Author: Clinton R. Nixon
You need a standard deck of 52 cards, jokers removed. Shuffle the deck and deal 7 cards to each player. Deal 10 if you are playing a two-player game. Set the rest of the cards in the middle of the table. This is the draw deck.
The player to the left of the dealer will begin the game.
The goal of the game is to "unite the four tribes." You must have in front of you one of each face card (Ace, King, Queen, Jack), each one of a different suit. Each of these must be "wed" to a card.
The thematic color of the game is that you are building a family tree. In this tree, you are trying to collect the four face cards that you need to win.
You must draw one card at the beginning of each turn.
You can do one of several actions each turn.

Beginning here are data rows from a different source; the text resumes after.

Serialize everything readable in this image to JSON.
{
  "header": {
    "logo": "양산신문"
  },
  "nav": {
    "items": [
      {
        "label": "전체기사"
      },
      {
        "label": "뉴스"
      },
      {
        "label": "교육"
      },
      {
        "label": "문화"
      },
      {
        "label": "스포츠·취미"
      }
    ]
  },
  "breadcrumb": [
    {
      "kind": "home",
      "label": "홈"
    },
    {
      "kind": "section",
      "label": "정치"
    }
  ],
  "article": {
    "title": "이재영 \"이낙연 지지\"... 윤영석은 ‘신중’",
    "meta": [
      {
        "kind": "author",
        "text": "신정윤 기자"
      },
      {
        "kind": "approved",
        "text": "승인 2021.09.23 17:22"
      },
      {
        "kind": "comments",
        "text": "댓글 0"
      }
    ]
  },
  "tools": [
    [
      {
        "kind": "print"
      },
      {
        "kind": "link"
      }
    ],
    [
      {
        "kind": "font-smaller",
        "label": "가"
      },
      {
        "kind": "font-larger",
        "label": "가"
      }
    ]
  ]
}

Lay down a card from your hand.
If you have no cards on the table, you can lay down any card. If you have cards down, you must either wed your card, or conceive your card.
To wed a card, lay it down next to a card that is not already wed. These cards should overlap some in order to show off that they are wed. You cannot wed two cards of the same suit.
To conceive a card, lay it down in front of a wed couple. A conceived card must be of one of the two suits that are wed, and must be between the two values of the cards. It can be equal to one of the two values. For this purpose, aces are counted as high cards.
You can see how this makes card "generations." You can never have more than one couple in your first generation. No more than two generations can be active at any time. You can have no more than 10 family cards on the table at any given time.
Retire a generation.
Remove the entire generation from the table and put it in the discard pile.
Duel another card.
You can duel others' cards. Pick one of your family cards on the table and someone else's family card on the table to duel and lay down one to three cards from your hand face-down as your duel. That person can then lay down one to three cards from their hand face-up. Flip your duel cards over and compare. Most cards are their value; kings, queens, and jacks count as 10; aces count as 1. Add up your family card and duel cards and compare them to the other person's family card and duel cards. If your total is higher than their total, their family card is discarded and all the duel cards are discarded. If their total is higher or equal to your total, your family card is discarded and all the duel cards are discarded.
If they choose to lay down zero cards, their family card is automatically discarded, but they keep your duel cards.
You cannot choose to duel certain cards. Your cards cannot duel other cards of the same suit that are greater in value. Wed cards cannot duel cards of their spouses' suit that are greater in value than their spouse.
Propose to another card
You can propose to other people's unwed cards. Choose an unwed family card of your own, and an unwed family card of theirs. Choose one to three cards from your hand and place them face-up as your offering. If they accept, you get to take their card that you have chosen and wed it to your card. If they refuse, they must duel you immediately with one of the parent cards for this card. (If the card has no parents, it must duel.)
This is the boring option, but seems necessary. I may take this out.